Sep 10, 2007

Walking the Talk: Motives for Volunteering

Because I like my job--research, writing, and editing--I thought I might be an exception to the general rule that volunteers are happiest doing work that's different than what they do all day. I was wrong. I tried board membership and other responsible roles, and found that making phone calls or editing donor letters felt too much like work--which turned out to be the last thing I wanted to do at the end of the day.

But now I've found the perfect volunteer gig: dog walking. My office is near a Humane Society, and after a little training, I'm signed up to walk their rescued dogs for two hours a week. I get a break from the workday, the dogs get out of their cages and get a little leash-training, everyone wins. Maybe I win the biggest, because having a dog who was fearful and unhappy look up with grateful eyes and a slobbery smile is better than any therapy.

Is there a lesson here for nonprofits who don't have cute animals, but want to offset their costs with some volunteer help? Maybe it's to keep focused on what's in it for the volunteer. Yes, every volunteer wants to help the organization, but that can feel rather abstract. Call me selfish, but when I head out for my weekly walk, I'm not thinking "I'm off to help the Humane Society," I'm thinking "Will my favorite dogs still be there, or--better yet--will they have gone to a good home?" (It's a no-kill shelter, so I don't have to worry about a third alternative unless they were aggressive or seriously ill.)

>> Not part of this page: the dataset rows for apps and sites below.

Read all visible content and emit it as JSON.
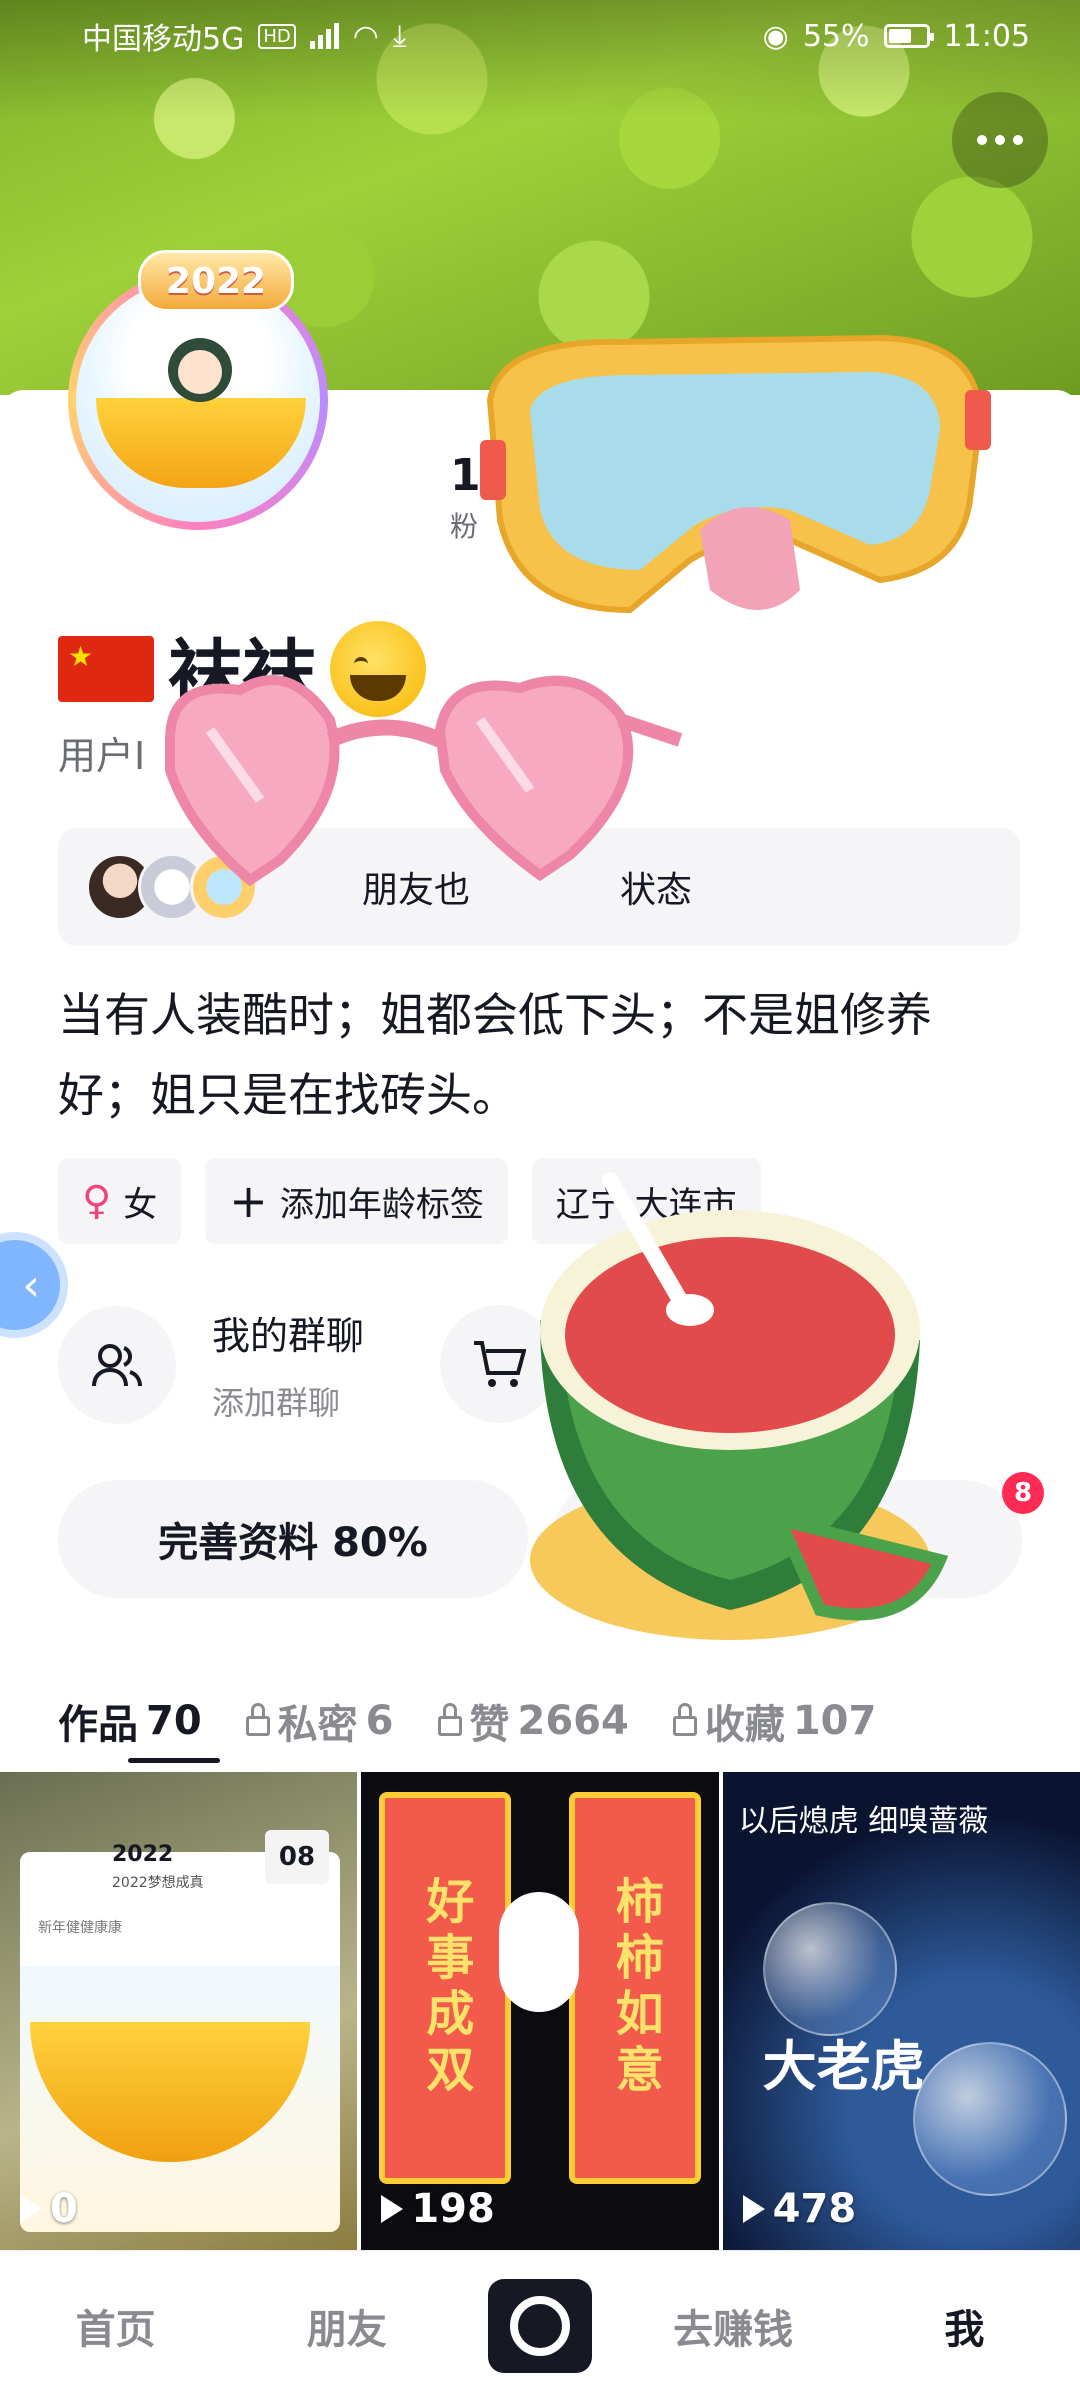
{
  "status_bar": {
    "carrier": "中国移动5G",
    "net_tag": "HD",
    "battery": "55%",
    "time": "11:05"
  },
  "header": {
    "more_icon": "more-dots-icon"
  },
  "profile": {
    "avatar_badge": "2022",
    "stats_value": "1",
    "stats_label": "粉",
    "nickname": "袜袜",
    "user_id_prefix": "用户I",
    "friends_text": "朋友也",
    "friends_text_tail": "状态",
    "bio": "当有人装酷时；姐都会低下头；不是姐修养好；姐只是在找砖头。",
    "tags": {
      "gender": "女",
      "age": "添加年龄标签",
      "location": "辽宁 大连市"
    },
    "group": {
      "title": "我的群聊",
      "subtitle": "添加群聊"
    },
    "complete_button": "完善资料 80%",
    "notification_count": "8"
  },
  "tabs": [
    {
      "label": "作品",
      "count": "70",
      "locked": false
    },
    {
      "label": "私密",
      "count": "6",
      "locked": true
    },
    {
      "label": "赞",
      "count": "2664",
      "locked": true
    },
    {
      "label": "收藏",
      "count": "107",
      "locked": true
    }
  ],
  "videos": [
    {
      "plays": "0",
      "card_year": "2022",
      "card_sub": "2022梦想成真",
      "card_date": "08",
      "card_note": "新年健健康康"
    },
    {
      "plays": "198",
      "scroll_left": "好事成双",
      "scroll_right": "柿柿如意"
    },
    {
      "plays": "478",
      "text_top": "以后熄虎 细嗅蔷薇",
      "text_big": "大老虎"
    }
  ],
  "bottom_nav": {
    "home": "首页",
    "friends": "朋友",
    "earn": "去赚钱",
    "me": "我"
  },
  "colors": {
    "accent_red": "#fe2c55",
    "text_primary": "#161823",
    "text_secondary": "#8a8b91",
    "chip_bg": "#f5f5f7"
  }
}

Delta the RottweilerAll of which leads me to the first of a regular feature here: The "Moment of Awww" photo, featuring a dog that I walked who's up for adoption. If you live in the San Francisco Bay Area, check out Delta and other potential new canine housemates at the Berkeley East Bay Humane Society.